“Lives meaning biographies?” you ask skeptically, already losing interest. No way! “Lives” meaning the juicy love details, favorite foods, and everything you actually want to know about the lives of literary greats.
Manga artists have always had an obsession with literary, historical, and now philosophical figures, but this recent crop of author fare is particularly fun. Asahi Shimbun staff writer Kensuke Nonami notes “Koisuru Bungo” (Literary Giants in Love), a manga that details the real life romantic pursuits of Soseki Natsume, Ogai Mori, and Junichiro Tanizaki, who scandalously “encouraged his wife to have a relationship with his friend and fellow writer.”
Or, if sensual love stories somehow aren’t your thing, there’s also “Bungo no Shokusai” (Literary Giants’ Gourmet Foods), which illustrates various authors’ preferred cuisine, or—even better—“Bungo Stray Dogs,” which reinvents authors like Osamu Dazai and Rampo Edogawa as armed detectives with super powers based on their writings.
Lest you assume comic books featuring great literary minds would be too dense to actually enjoy, Nonami assures you that “Koisuru Bungo” is drawn in easily digestible “kyun kyun” style, a cute rendering of characters designed to please girls and young women. “Bungo Stray Dogs” is also especially popular with women, and would be a great gift for anyone who loves explosions or hates getting headaches from big words.
Its editor, Hirotsugu Kato, has his own take on this phenomenon, saying, “[These comics have] been criticized for being far-fetched … but it makes me glad when I hear that young readers who had never read or been interested in the great writers’ works say they now read their representative works.”
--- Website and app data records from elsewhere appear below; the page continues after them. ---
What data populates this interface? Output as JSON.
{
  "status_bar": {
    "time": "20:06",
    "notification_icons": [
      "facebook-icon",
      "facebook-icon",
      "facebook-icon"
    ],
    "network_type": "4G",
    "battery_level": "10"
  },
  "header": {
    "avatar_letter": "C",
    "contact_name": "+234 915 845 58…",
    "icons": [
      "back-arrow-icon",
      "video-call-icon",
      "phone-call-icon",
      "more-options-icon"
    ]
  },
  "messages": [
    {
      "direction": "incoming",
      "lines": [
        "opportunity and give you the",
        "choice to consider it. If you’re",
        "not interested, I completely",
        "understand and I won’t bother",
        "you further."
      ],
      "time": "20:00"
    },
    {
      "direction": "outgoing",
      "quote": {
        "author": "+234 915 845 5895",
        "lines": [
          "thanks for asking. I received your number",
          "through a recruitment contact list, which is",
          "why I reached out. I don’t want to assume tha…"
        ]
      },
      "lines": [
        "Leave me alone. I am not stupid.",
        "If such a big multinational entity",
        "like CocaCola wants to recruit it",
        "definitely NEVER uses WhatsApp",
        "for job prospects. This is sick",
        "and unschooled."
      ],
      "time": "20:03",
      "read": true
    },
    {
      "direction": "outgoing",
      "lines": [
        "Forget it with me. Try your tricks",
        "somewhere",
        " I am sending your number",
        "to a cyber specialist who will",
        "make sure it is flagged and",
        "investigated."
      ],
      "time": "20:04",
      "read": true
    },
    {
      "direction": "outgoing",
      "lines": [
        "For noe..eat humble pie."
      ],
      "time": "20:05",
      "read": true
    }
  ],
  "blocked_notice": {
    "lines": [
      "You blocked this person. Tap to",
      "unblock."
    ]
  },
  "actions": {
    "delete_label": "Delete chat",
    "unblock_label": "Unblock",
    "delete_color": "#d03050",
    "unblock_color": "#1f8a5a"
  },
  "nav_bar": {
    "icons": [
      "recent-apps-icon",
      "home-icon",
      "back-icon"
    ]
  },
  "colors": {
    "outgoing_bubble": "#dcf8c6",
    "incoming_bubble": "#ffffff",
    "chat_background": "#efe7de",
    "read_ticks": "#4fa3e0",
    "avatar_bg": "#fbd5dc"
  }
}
Representative works? It’s easy to forget that these manga characters actually wrote something in the way of literature at some point. If pressed, Kato might tell you that Tanizaki’s novel Naomi offers more of a compelling love story than any comic ever could, or that Edogawa’s The Human Chair is one of the most thrillingly disturbing short stories around. Dazai’s The Setting Sun is a beautiful meditation on the declining aristocratic class—if one has the attention span to read it. But who does? I’d rather they have super powers.